Allanic, M., Hayashi, M., Matsuzawa, T., 2020. Investigating the function of mutual grooming in captive bonobos (Pan paniscus) and Chimpanzees (Pan troglodytes). Folia Primatologica 91, 481-494.
Social grooming is often exchanged between individuals in many primate species. Rates of bidirectional (or simultaneous mutual) grooming vary across primate species, and its function is not yet fully understood. For example, mutual grooming is frequent in chimpanzees but rare in most primate species including wild bonobos. There are, however, no quantitative data available in captive bonobos. Therefore, through the direct comparison between captive bonobos and chimpanzees, this study aimed to (i) compare the frequency of mutual grooming between Pan species, (ii) explore and compare the function of mutual grooming, and (iii) discuss the rarity of this behavior in wild bonobo populations. We tested three hypotheses following the previous literature in wild chimpanzees. The social bonding hypothesis states that mutual grooming facilitates the maintenance of strong dyadic bonds. The immediate investment hypothesis states that it serves to signal willingness to invest in the interaction. The switching hypothesis states that mutual grooming serves no function but only occurs as an overlap to change the direction of unidirectional grooming. Our findings strongly supported the immediate investment hypothesis, but not the others. Grooming bouts that included mutual grooming were longer and more equitable than bouts without, illustrating that captive Pan species use mutual grooming to maximize their short-term benefits and increase the social value of their interaction. Captive bonobos performed mutual grooming in similar proportions and for similar functions as captive and wild chimpanzees do. This contrasts with wild bonobos who engage in this behavior only rarely.

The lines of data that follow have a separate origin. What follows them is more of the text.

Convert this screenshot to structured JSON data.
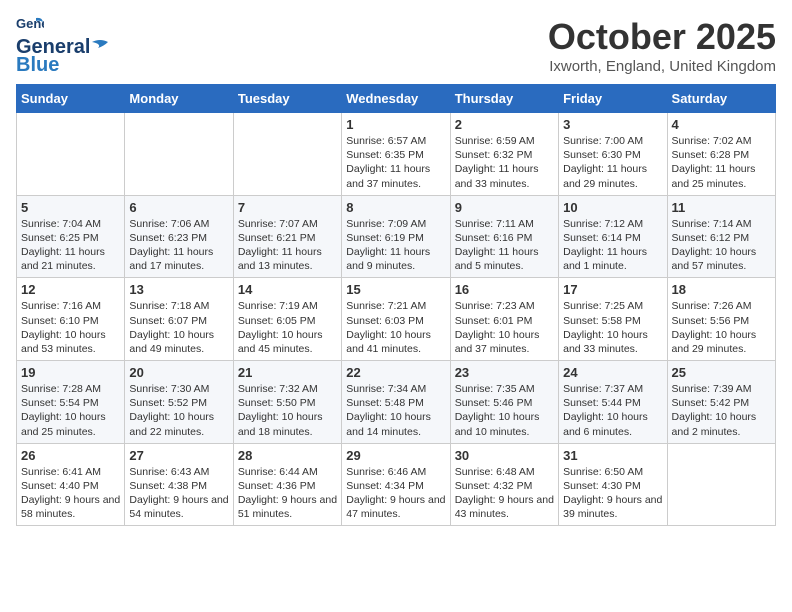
{
  "header": {
    "logo": {
      "general": "General",
      "blue": "Blue",
      "wing_color": "#2a7abf"
    },
    "title": "October 2025",
    "location": "Ixworth, England, United Kingdom"
  },
  "weekdays": [
    "Sunday",
    "Monday",
    "Tuesday",
    "Wednesday",
    "Thursday",
    "Friday",
    "Saturday"
  ],
  "weeks": [
    [
      {
        "day": "",
        "info": ""
      },
      {
        "day": "",
        "info": ""
      },
      {
        "day": "",
        "info": ""
      },
      {
        "day": "1",
        "info": "Sunrise: 6:57 AM\nSunset: 6:35 PM\nDaylight: 11 hours and 37 minutes."
      },
      {
        "day": "2",
        "info": "Sunrise: 6:59 AM\nSunset: 6:32 PM\nDaylight: 11 hours and 33 minutes."
      },
      {
        "day": "3",
        "info": "Sunrise: 7:00 AM\nSunset: 6:30 PM\nDaylight: 11 hours and 29 minutes."
      },
      {
        "day": "4",
        "info": "Sunrise: 7:02 AM\nSunset: 6:28 PM\nDaylight: 11 hours and 25 minutes."
      }
    ],
    [
      {
        "day": "5",
        "info": "Sunrise: 7:04 AM\nSunset: 6:25 PM\nDaylight: 11 hours and 21 minutes."
      },
      {
        "day": "6",
        "info": "Sunrise: 7:06 AM\nSunset: 6:23 PM\nDaylight: 11 hours and 17 minutes."
      },
      {
        "day": "7",
        "info": "Sunrise: 7:07 AM\nSunset: 6:21 PM\nDaylight: 11 hours and 13 minutes."
      },
      {
        "day": "8",
        "info": "Sunrise: 7:09 AM\nSunset: 6:19 PM\nDaylight: 11 hours and 9 minutes."
      },
      {
        "day": "9",
        "info": "Sunrise: 7:11 AM\nSunset: 6:16 PM\nDaylight: 11 hours and 5 minutes."
      },
      {
        "day": "10",
        "info": "Sunrise: 7:12 AM\nSunset: 6:14 PM\nDaylight: 11 hours and 1 minute."
      },
      {
        "day": "11",
        "info": "Sunrise: 7:14 AM\nSunset: 6:12 PM\nDaylight: 10 hours and 57 minutes."
      }
    ],
    [
      {
        "day": "12",
        "info": "Sunrise: 7:16 AM\nSunset: 6:10 PM\nDaylight: 10 hours and 53 minutes."
      },
      {
        "day": "13",
        "info": "Sunrise: 7:18 AM\nSunset: 6:07 PM\nDaylight: 10 hours and 49 minutes."
      },
      {
        "day": "14",
        "info": "Sunrise: 7:19 AM\nSunset: 6:05 PM\nDaylight: 10 hours and 45 minutes."
      },
      {
        "day": "15",
        "info": "Sunrise: 7:21 AM\nSunset: 6:03 PM\nDaylight: 10 hours and 41 minutes."
      },
      {
        "day": "16",
        "info": "Sunrise: 7:23 AM\nSunset: 6:01 PM\nDaylight: 10 hours and 37 minutes."
      },
      {
        "day": "17",
        "info": "Sunrise: 7:25 AM\nSunset: 5:58 PM\nDaylight: 10 hours and 33 minutes."
      },
      {
        "day": "18",
        "info": "Sunrise: 7:26 AM\nSunset: 5:56 PM\nDaylight: 10 hours and 29 minutes."
      }
    ],
    [
      {
        "day": "19",
        "info": "Sunrise: 7:28 AM\nSunset: 5:54 PM\nDaylight: 10 hours and 25 minutes."
      },
      {
        "day": "20",
        "info": "Sunrise: 7:30 AM\nSunset: 5:52 PM\nDaylight: 10 hours and 22 minutes."
      },
      {
        "day": "21",
        "info": "Sunrise: 7:32 AM\nSunset: 5:50 PM\nDaylight: 10 hours and 18 minutes."
      },
      {
        "day": "22",
        "info": "Sunrise: 7:34 AM\nSunset: 5:48 PM\nDaylight: 10 hours and 14 minutes."
      },
      {
        "day": "23",
        "info": "Sunrise: 7:35 AM\nSunset: 5:46 PM\nDaylight: 10 hours and 10 minutes."
      },
      {
        "day": "24",
        "info": "Sunrise: 7:37 AM\nSunset: 5:44 PM\nDaylight: 10 hours and 6 minutes."
      },
      {
        "day": "25",
        "info": "Sunrise: 7:39 AM\nSunset: 5:42 PM\nDaylight: 10 hours and 2 minutes."
      }
    ],
    [
      {
        "day": "26",
        "info": "Sunrise: 6:41 AM\nSunset: 4:40 PM\nDaylight: 9 hours and 58 minutes."
      },
      {
        "day": "27",
        "info": "Sunrise: 6:43 AM\nSunset: 4:38 PM\nDaylight: 9 hours and 54 minutes."
      },
      {
        "day": "28",
        "info": "Sunrise: 6:44 AM\nSunset: 4:36 PM\nDaylight: 9 hours and 51 minutes."
      },
      {
        "day": "29",
        "info": "Sunrise: 6:46 AM\nSunset: 4:34 PM\nDaylight: 9 hours and 47 minutes."
      },
      {
        "day": "30",
        "info": "Sunrise: 6:48 AM\nSunset: 4:32 PM\nDaylight: 9 hours and 43 minutes."
      },
      {
        "day": "31",
        "info": "Sunrise: 6:50 AM\nSunset: 4:30 PM\nDaylight: 9 hours and 39 minutes."
      },
      {
        "day": "",
        "info": ""
      }
    ]
  ]
}
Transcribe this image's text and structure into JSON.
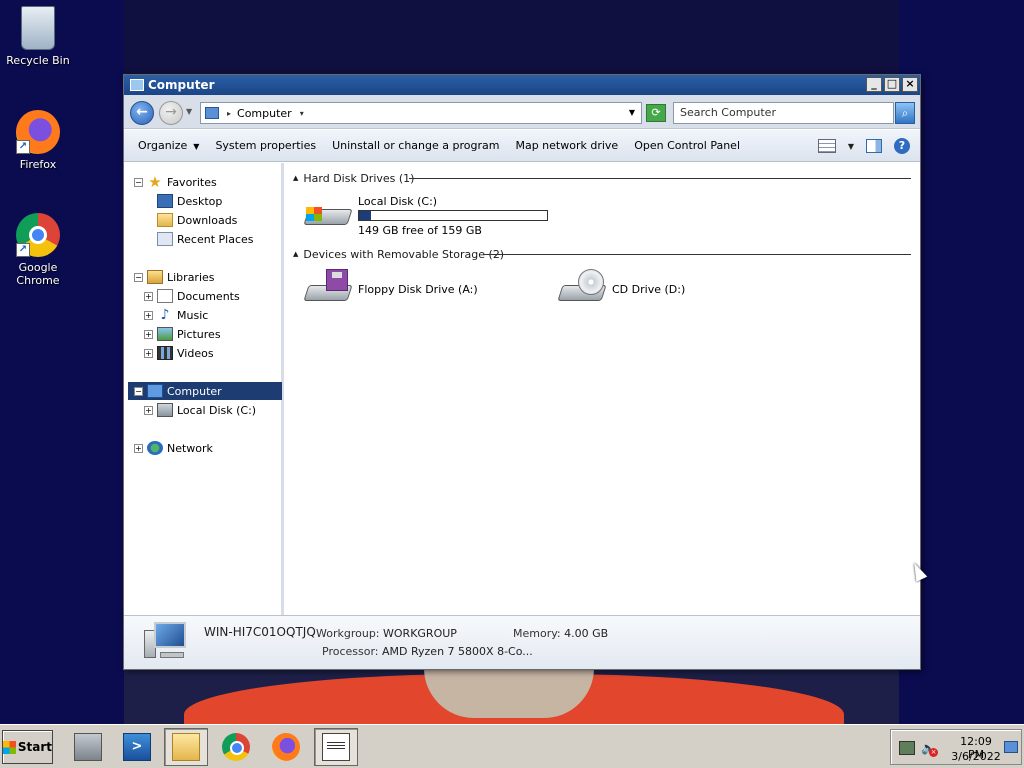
{
  "desktop": {
    "icons": [
      {
        "label": "Recycle Bin",
        "icon": "recycle-bin-icon"
      },
      {
        "label": "Firefox",
        "icon": "firefox-icon"
      },
      {
        "label": "Google Chrome",
        "icon": "chrome-icon"
      }
    ]
  },
  "window": {
    "title": "Computer",
    "controls": {
      "minimize": "_",
      "maximize": "□",
      "close": "×"
    },
    "address": {
      "path": "Computer"
    },
    "search": {
      "placeholder": "Search Computer"
    },
    "commands": {
      "organize": "Organize",
      "system_properties": "System properties",
      "uninstall": "Uninstall or change a program",
      "map_drive": "Map network drive",
      "control_panel": "Open Control Panel"
    },
    "help": "?",
    "nav": {
      "favorites": "Favorites",
      "desktop": "Desktop",
      "downloads": "Downloads",
      "recent": "Recent Places",
      "libraries": "Libraries",
      "documents": "Documents",
      "music": "Music",
      "pictures": "Pictures",
      "videos": "Videos",
      "computer": "Computer",
      "local_disk": "Local Disk (C:)",
      "network": "Network"
    },
    "content": {
      "hdd_group": "Hard Disk Drives (1)",
      "removable_group": "Devices with Removable Storage (2)",
      "local_disk": {
        "name": "Local Disk (C:)",
        "free_text": "149 GB free of 159 GB",
        "used_fraction": 0.063
      },
      "floppy": {
        "name": "Floppy Disk Drive (A:)"
      },
      "cd": {
        "name": "CD Drive (D:)"
      }
    },
    "details": {
      "computer_name": "WIN-HI7C01OQTJQ",
      "workgroup_label": "Workgroup:",
      "workgroup": "WORKGROUP",
      "memory_label": "Memory:",
      "memory": "4.00 GB",
      "processor_label": "Processor:",
      "processor": "AMD Ryzen 7 5800X 8-Co..."
    }
  },
  "taskbar": {
    "start_label": "Start",
    "clock_time": "12:09 PM",
    "clock_date": "3/6/2022"
  },
  "colors": {
    "desktop": "#0b0b50",
    "titlebar": "#1b4585",
    "selection": "#1c3c72",
    "capacity_fill": "#1d3d7a"
  }
}
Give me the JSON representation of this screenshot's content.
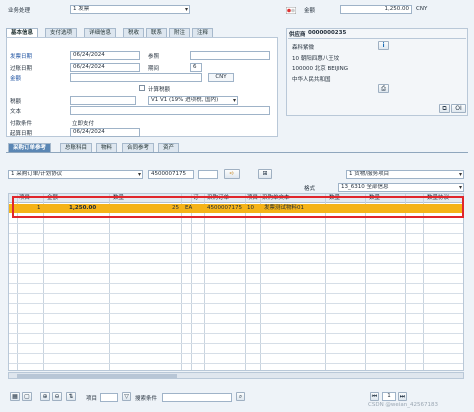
{
  "header": {
    "transaction_label": "业务处理",
    "transaction_value": "1 发票",
    "amount_label": "金额",
    "amount_value": "1,250.00",
    "currency": "CNY"
  },
  "tabs": [
    "基本信息",
    "支付选项",
    "详细信息",
    "税收",
    "联系",
    "附注",
    "注释"
  ],
  "basic": {
    "invoice_date_label": "发票日期",
    "invoice_date": "06/24/2024",
    "reference_label": "参照",
    "posting_date_label": "过账日期",
    "posting_date": "06/24/2024",
    "period_label": "期间",
    "period": "6",
    "amount_label": "金额",
    "amount_currency": "CNY",
    "calc_tax_label": "计算税额",
    "tax_label": "税额",
    "tax_code": "V1 V1 (19% 进项税, 国内)",
    "text_label": "文本",
    "payment_cond_label": "付款条件",
    "payment_cond_value": "立即支付",
    "baseline_label": "起算日期",
    "baseline_date": "06/24/2024"
  },
  "vendor": {
    "title": "供应商",
    "number": "0000000235",
    "lines": [
      "森科紫微",
      "10 朝阳四惠八王坟",
      "100000 北京 BEIJING",
      "中华人民共和国"
    ]
  },
  "item_tabs": [
    "采购订单参考",
    "总账科目",
    "物料",
    "合同参考",
    "资产"
  ],
  "item_controls": {
    "ref_type": "1 采购订单/计划协议",
    "po_number": "4500007175",
    "item_category": "1 货物/服务项目",
    "layout_label": "格式",
    "layout_value": "13_6310 全部信息"
  },
  "grid": {
    "headers": [
      "项目",
      "金额",
      "数量",
      "订",
      "采购订单",
      "项目",
      "采购单文本",
      "数量",
      "数量",
      "数量协议"
    ],
    "row": {
      "item": "1",
      "amount": "1,250.00",
      "qty": "25",
      "unit": "EA",
      "po": "4500007175",
      "po_item": "10",
      "text": "发票测试物料01"
    }
  },
  "footer": {
    "item_label": "项目",
    "search_label": "搜索条件",
    "page": "1"
  },
  "watermark": "CSDN @weian_42567183"
}
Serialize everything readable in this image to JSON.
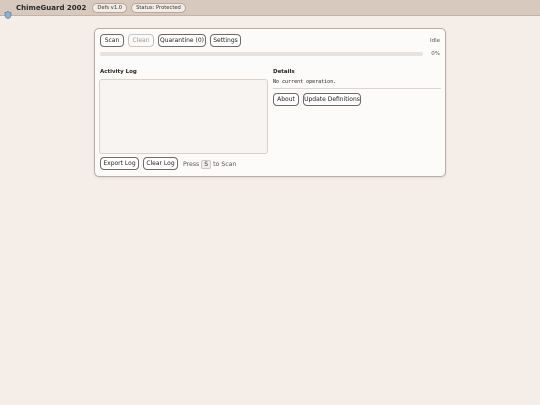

We suggest that the differences in patterns of mutual grooming between captive and wild bonobos might be explained by different degrees of kinship or by a potential intraspecies variation.